About this exercise ▸ Which of the lines in the listing that follows hold "title"? Pull each one out.

Dataset ▸
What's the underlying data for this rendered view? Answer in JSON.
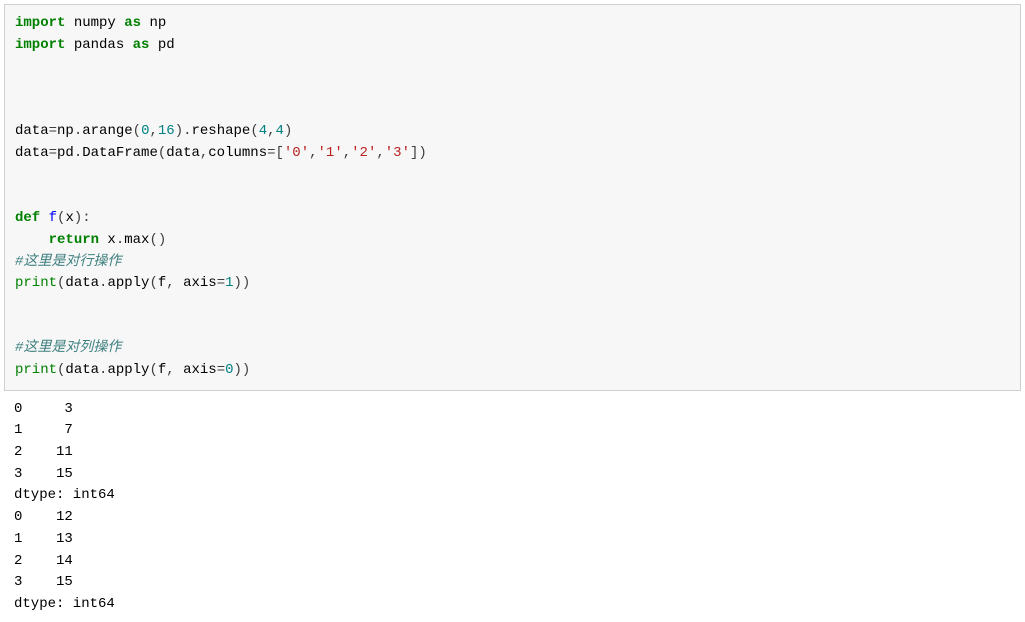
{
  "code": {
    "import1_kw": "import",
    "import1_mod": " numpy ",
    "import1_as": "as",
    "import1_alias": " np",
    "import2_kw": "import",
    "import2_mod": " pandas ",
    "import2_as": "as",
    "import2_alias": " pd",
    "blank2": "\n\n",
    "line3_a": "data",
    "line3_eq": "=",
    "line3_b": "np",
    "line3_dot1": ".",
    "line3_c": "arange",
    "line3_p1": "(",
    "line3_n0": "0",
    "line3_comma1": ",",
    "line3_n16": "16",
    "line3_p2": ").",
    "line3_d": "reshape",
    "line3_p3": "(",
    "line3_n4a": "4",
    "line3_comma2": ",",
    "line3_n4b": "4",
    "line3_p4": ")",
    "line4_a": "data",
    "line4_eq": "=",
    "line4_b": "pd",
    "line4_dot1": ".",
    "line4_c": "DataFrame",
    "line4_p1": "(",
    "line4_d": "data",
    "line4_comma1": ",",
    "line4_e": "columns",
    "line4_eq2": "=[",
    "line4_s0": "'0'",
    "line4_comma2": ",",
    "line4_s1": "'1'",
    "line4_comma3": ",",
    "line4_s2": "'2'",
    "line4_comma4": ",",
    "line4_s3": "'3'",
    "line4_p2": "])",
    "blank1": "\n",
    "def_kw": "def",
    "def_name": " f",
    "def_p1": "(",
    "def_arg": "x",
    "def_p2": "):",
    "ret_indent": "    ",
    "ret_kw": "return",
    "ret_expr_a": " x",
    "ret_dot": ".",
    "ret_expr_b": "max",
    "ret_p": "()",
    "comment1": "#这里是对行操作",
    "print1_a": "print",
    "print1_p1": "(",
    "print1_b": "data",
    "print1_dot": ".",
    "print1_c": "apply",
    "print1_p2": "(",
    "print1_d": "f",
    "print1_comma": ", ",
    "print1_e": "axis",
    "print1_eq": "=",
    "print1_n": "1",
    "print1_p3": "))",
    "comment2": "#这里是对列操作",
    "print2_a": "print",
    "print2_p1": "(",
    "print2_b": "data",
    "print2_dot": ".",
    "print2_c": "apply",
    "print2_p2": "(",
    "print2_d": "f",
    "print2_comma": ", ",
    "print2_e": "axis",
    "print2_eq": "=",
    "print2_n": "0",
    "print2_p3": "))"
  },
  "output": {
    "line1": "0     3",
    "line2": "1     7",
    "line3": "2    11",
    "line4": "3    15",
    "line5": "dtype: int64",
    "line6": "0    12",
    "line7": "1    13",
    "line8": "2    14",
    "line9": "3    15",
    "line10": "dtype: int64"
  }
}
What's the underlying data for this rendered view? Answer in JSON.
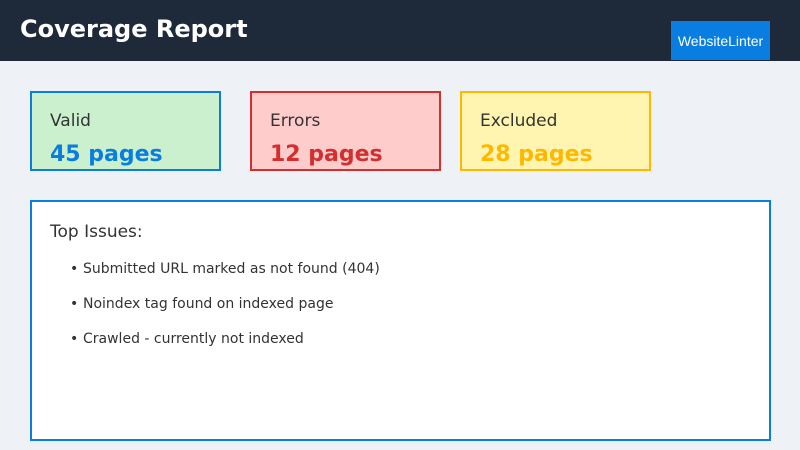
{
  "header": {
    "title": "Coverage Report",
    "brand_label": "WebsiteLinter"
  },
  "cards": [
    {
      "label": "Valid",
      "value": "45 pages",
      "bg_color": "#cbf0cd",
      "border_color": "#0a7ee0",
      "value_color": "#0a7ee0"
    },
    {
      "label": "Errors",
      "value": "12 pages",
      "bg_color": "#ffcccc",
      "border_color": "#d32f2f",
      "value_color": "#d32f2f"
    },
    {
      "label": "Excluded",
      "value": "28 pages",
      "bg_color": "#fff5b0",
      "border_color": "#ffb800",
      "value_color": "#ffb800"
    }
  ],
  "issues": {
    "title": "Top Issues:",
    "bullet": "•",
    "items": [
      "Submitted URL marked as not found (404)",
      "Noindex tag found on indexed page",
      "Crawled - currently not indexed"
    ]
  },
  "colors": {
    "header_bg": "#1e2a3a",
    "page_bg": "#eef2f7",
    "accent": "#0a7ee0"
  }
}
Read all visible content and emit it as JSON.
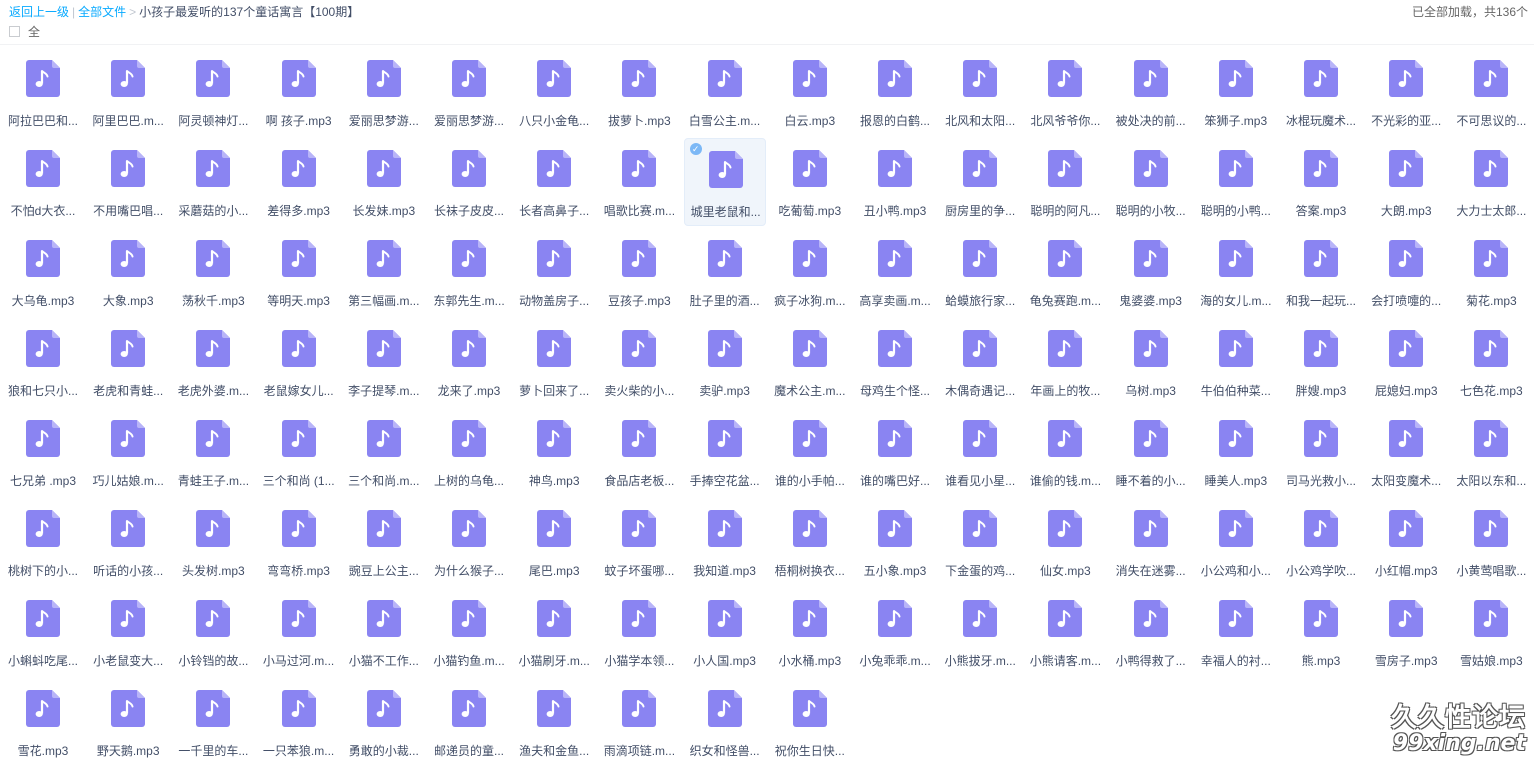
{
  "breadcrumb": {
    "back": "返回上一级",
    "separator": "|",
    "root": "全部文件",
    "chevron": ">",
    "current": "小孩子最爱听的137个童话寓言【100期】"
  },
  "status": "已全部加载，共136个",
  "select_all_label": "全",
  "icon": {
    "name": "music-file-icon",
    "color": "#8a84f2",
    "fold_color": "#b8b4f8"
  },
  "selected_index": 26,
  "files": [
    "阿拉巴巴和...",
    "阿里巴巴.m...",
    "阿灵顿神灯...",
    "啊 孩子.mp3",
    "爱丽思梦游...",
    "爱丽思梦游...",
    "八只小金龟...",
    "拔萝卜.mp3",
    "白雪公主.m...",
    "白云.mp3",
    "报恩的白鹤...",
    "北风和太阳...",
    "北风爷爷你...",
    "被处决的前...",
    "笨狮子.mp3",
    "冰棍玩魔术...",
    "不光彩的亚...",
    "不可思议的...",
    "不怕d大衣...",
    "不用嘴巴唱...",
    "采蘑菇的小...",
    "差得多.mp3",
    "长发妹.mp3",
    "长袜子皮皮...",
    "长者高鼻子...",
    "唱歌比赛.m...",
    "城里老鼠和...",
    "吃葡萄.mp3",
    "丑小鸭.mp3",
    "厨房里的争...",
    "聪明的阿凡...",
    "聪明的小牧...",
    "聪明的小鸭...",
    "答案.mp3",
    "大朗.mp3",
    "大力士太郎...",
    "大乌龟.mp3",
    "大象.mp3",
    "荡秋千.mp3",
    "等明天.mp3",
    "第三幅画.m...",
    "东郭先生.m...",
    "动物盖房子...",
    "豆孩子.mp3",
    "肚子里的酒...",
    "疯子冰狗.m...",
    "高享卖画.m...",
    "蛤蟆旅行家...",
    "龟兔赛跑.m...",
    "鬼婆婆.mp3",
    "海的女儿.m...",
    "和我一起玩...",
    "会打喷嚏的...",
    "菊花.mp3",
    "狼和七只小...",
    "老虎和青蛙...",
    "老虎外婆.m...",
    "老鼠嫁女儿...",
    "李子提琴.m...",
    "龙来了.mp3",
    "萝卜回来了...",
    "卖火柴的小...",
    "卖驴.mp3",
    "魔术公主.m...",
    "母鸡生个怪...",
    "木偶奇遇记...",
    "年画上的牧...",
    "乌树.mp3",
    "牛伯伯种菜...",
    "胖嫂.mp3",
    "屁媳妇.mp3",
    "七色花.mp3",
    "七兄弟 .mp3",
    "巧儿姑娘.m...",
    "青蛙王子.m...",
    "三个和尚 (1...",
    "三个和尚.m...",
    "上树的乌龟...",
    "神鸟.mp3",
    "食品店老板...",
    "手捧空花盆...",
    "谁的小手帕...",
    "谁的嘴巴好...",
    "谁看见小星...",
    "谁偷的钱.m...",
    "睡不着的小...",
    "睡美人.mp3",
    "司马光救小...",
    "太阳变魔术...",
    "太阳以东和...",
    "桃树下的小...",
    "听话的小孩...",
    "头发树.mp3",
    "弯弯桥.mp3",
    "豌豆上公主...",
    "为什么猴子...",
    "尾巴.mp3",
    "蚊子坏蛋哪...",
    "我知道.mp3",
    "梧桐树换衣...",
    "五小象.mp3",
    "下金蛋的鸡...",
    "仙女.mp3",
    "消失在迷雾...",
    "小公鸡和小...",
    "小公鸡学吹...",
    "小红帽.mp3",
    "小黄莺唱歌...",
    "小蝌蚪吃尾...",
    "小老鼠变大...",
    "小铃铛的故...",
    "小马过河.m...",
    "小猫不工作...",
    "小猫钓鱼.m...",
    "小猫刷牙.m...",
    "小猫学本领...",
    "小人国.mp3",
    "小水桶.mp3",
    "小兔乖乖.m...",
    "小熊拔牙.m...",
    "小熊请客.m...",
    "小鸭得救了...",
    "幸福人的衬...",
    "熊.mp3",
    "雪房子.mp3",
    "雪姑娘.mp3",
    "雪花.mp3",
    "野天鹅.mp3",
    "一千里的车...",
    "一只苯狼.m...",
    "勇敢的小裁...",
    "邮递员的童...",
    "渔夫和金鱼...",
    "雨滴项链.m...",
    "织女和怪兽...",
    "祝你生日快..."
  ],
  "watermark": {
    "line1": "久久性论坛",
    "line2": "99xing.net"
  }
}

Your solution ▸
    "title": "Coverage Report",
    "title": "Top Issues:",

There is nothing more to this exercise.